Craft beer wins thanks to SOBA

Cyclists and beer
Radler for a radler?

Yes, it’s everywhere “DB win Radler trademark case”. Good game, it was a game of two halves, and beer was the real winner on the day. Martin Craig also recognises some of the positives to be found in this controversial decision.

So let me highlight my findings from the past few days:
SOBA deserves a round of applause for putting this debacle in the spotlight, the whole radler beer debate has become the talk of the town and everybody seems to have taken the side of the little guys.

Kiwi blokes tend to have a general interest in all things beer related, so when beer is mentioned the natural reaction is for their ears to perk up and thanks to the waves caused by SOBA’s case you don’t need to be a twitter member to know what’s going on. Squabbling over a beer with family recently, I was pleasantly surprised when the radler beer trademark topic was brought up by non-enthusiasts. It quickly became apparent that the general public doesn’t need to be a beer enthusiast to see which side of the argument is the correct one.
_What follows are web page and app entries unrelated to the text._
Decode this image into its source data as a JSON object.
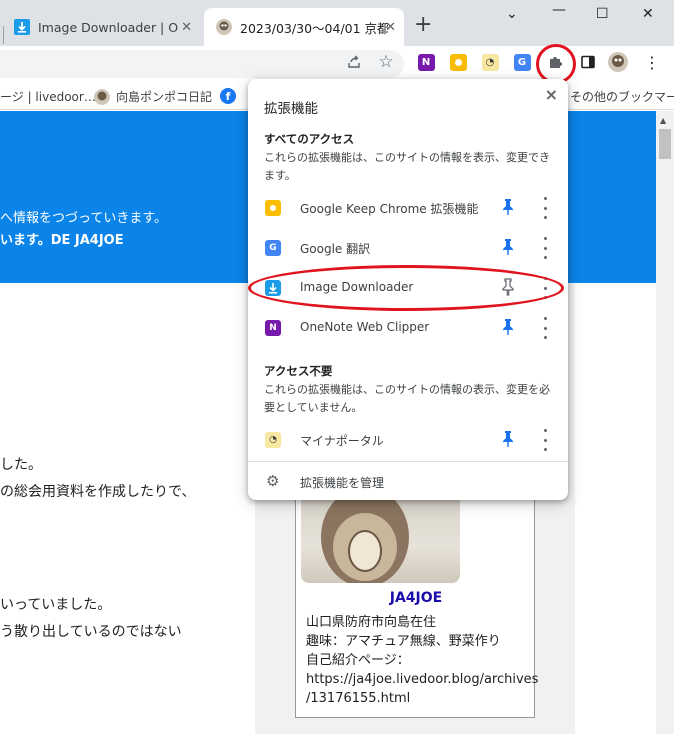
{
  "colors": {
    "accent": "#1a73e8",
    "hero_bg": "#0a84e8",
    "annotation": "#e0141e",
    "onenote": "#7719aa",
    "keep": "#fbbc04",
    "translate": "#4285f4",
    "downloader": "#1a9ce8"
  },
  "tabs": [
    {
      "title": "Image Downloader | Optio",
      "icon": "download-icon",
      "active": false
    },
    {
      "title": "2023/03/30～04/01 京都",
      "icon": "avatar-icon",
      "active": true
    }
  ],
  "bookmarks": [
    {
      "label": "ージ | livedoor…",
      "icon": "bookmark-page-icon"
    },
    {
      "label": "向島ポンポコ日記",
      "icon": "avatar-icon"
    },
    {
      "label": "",
      "icon": "facebook-icon"
    },
    {
      "label": "その他のブックマーク",
      "icon": "folder-icon"
    }
  ],
  "page": {
    "hero_line1": "へ情報をつづっていきます。",
    "hero_line2": "います。DE JA4JOE",
    "lines": [
      "した。",
      "の総会用資料を作成したりで、",
      "いっていました。",
      "う散り出しているのではない"
    ],
    "profile": {
      "name": "JA4JOE",
      "info": [
        "山口県防府市向島在住",
        "趣味：アマチュア無線、野菜作り",
        "自己紹介ページ：",
        "https://ja4joe.livedoor.blog/archives",
        "/13176155.html"
      ]
    }
  },
  "popup": {
    "title": "拡張機能",
    "close": "×",
    "all_access": {
      "heading": "すべてのアクセス",
      "description": "これらの拡張機能は、このサイトの情報を表示、変更できます。"
    },
    "extensions_access": [
      {
        "name": "Google Keep Chrome 拡張機能",
        "icon": "keep-icon",
        "pinned": true
      },
      {
        "name": "Google 翻訳",
        "icon": "translate-icon",
        "pinned": true
      },
      {
        "name": "Image Downloader",
        "icon": "download-icon",
        "pinned": false
      },
      {
        "name": "OneNote Web Clipper",
        "icon": "onenote-icon",
        "pinned": true
      }
    ],
    "no_access": {
      "heading": "アクセス不要",
      "description": "これらの拡張機能は、このサイトの情報の表示、変更を必要としていません。"
    },
    "extensions_no_access": [
      {
        "name": "マイナポータル",
        "icon": "myna-portal-icon",
        "pinned": true
      }
    ],
    "manage_label": "拡張機能を管理"
  }
}
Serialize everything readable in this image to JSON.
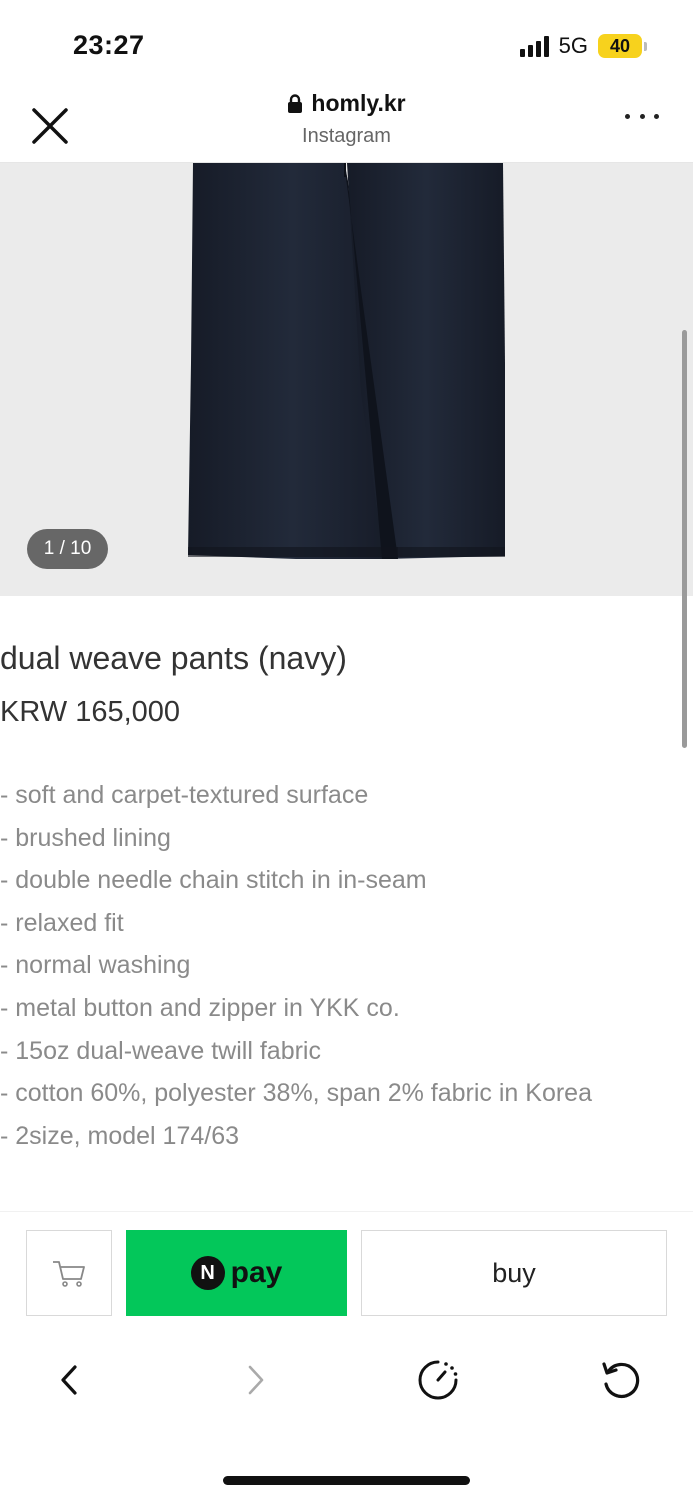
{
  "status": {
    "time": "23:27",
    "network": "5G",
    "battery": "40"
  },
  "browser": {
    "domain": "homly.kr",
    "subtitle": "Instagram",
    "close_icon": "close-icon",
    "more_icon": "more-dots-icon",
    "lock_icon": "lock-icon"
  },
  "product": {
    "image_counter": "1 / 10",
    "name": "dual weave pants (navy)",
    "price": "KRW 165,000",
    "features": [
      "- soft and carpet-textured surface",
      "- brushed lining",
      "- double needle chain stitch in in-seam",
      "- relaxed fit",
      "- normal washing",
      "- metal button and zipper in YKK co.",
      "- 15oz dual-weave twill fabric",
      "- cotton 60%, polyester 38%, span 2% fabric in Korea",
      "- 2size, model 174/63"
    ]
  },
  "purchase": {
    "cart_icon": "cart-icon",
    "npay_logo": "N",
    "npay_label": "pay",
    "buy_label": "buy"
  },
  "nav": {
    "back_icon": "chevron-left-icon",
    "forward_icon": "chevron-right-icon",
    "speed_icon": "speedometer-icon",
    "reload_icon": "reload-icon"
  },
  "colors": {
    "npay_green": "#03c75a",
    "battery_yellow": "#f7d21d",
    "image_background": "#ebebeb",
    "pants_navy": "#1c2230"
  }
}
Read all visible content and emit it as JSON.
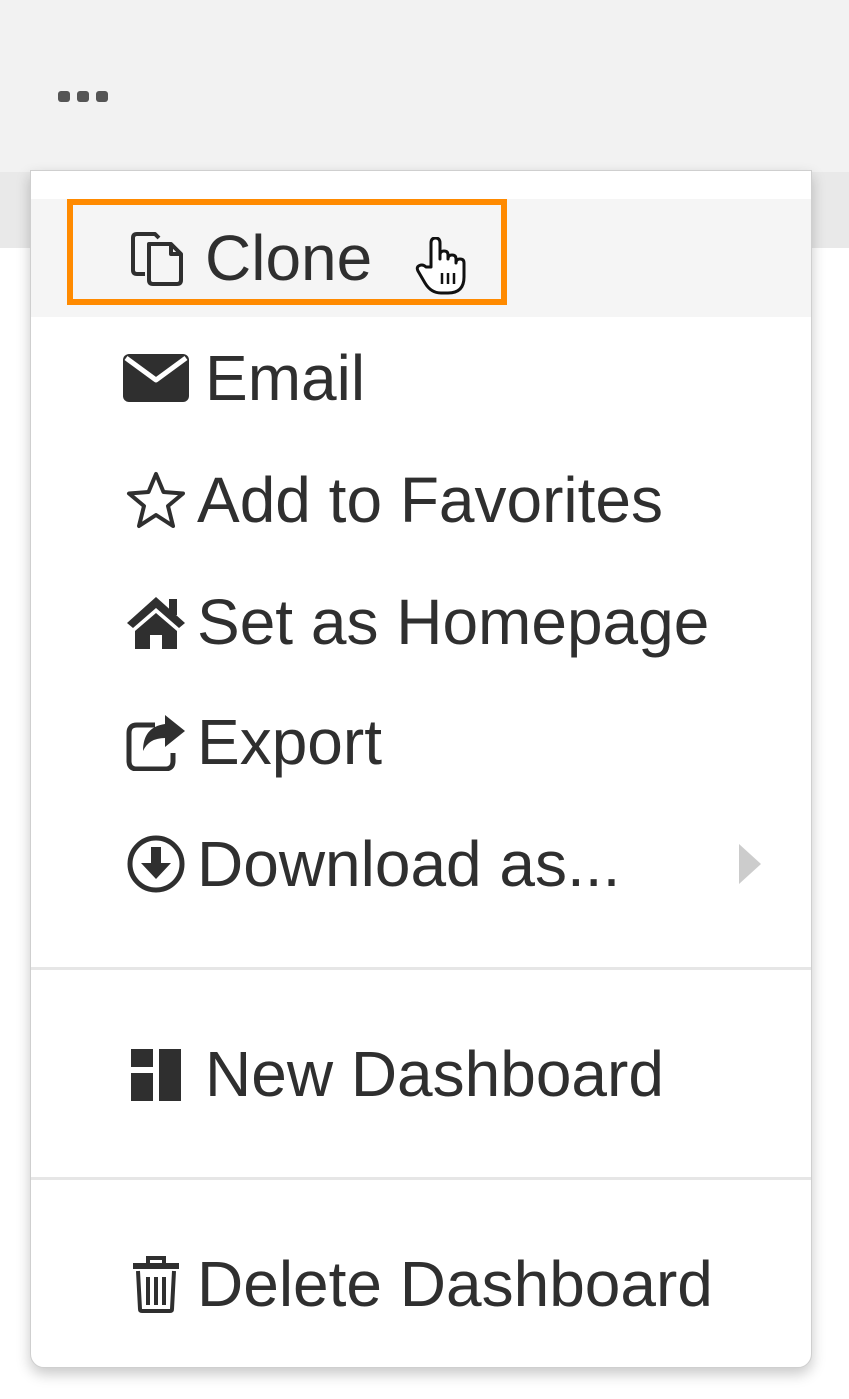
{
  "toolbar": {
    "more_icon": "ellipsis-icon"
  },
  "menu": {
    "items": [
      {
        "label": "Clone",
        "icon": "clone-icon",
        "hovered": true
      },
      {
        "label": "Email",
        "icon": "envelope-icon"
      },
      {
        "label": "Add to Favorites",
        "icon": "star-outline-icon"
      },
      {
        "label": "Set as Homepage",
        "icon": "home-icon"
      },
      {
        "label": "Export",
        "icon": "share-export-icon"
      },
      {
        "label": "Download as...",
        "icon": "download-circle-icon",
        "submenu_icon": "chevron-right-icon"
      },
      {
        "label": "New Dashboard",
        "icon": "dashboard-icon"
      },
      {
        "label": "Delete Dashboard",
        "icon": "trash-icon"
      }
    ]
  },
  "colors": {
    "highlight": "#ff8a00",
    "text": "#2f2f2f",
    "hover_bg": "#f5f5f5",
    "toolbar_bg": "#f2f2f2"
  }
}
With hypothetical comparisons to winemakers trademarking chardonnay or merlot, people quickly see the gravity of the ruling (funny that IPONZ couldn’t).

SOBA need to give themselves a well-earned pat on the back for doing exactly what they exist to do; and that is to promote awareness of beer in all its flavour and diversity.

Let’s be honest for a minute, DB are correct in saying that kiwi beer drinkers were, as a majority, unfamiliar with radler being a style of beer at the time of Monteith’s Radler’s launch and were probably still correct right up until this case got John Campbell’s attention. But now a huge piece of the New Zealand beer drinking population not only know what a radler actually is, but they know who SOBA is and what they do; and they know that New Zealand has a massive, emerging craft beer scene that truly understands and appreciates a range of good beer.

Maybe we should be thanking DB for putting up a fight and in essence giving this beer case the limelight it deserved. A lot of their core market have a new perspective on the company now and with Monteith’s effectively being a stepping stone into the more diverse flavours of craft beer; we could see even more beer drinkers turning to craft brewers.

If all that SOBA has achieved here is to get their name and values more exposure to the NZ beer drinking masses then I say ‘good job’, because the majority of kiwi beer drinkers wouldn’t be too keen on a radler/shandy at any rate.

Leave a Reply

Your email address will not be published.Email address is required.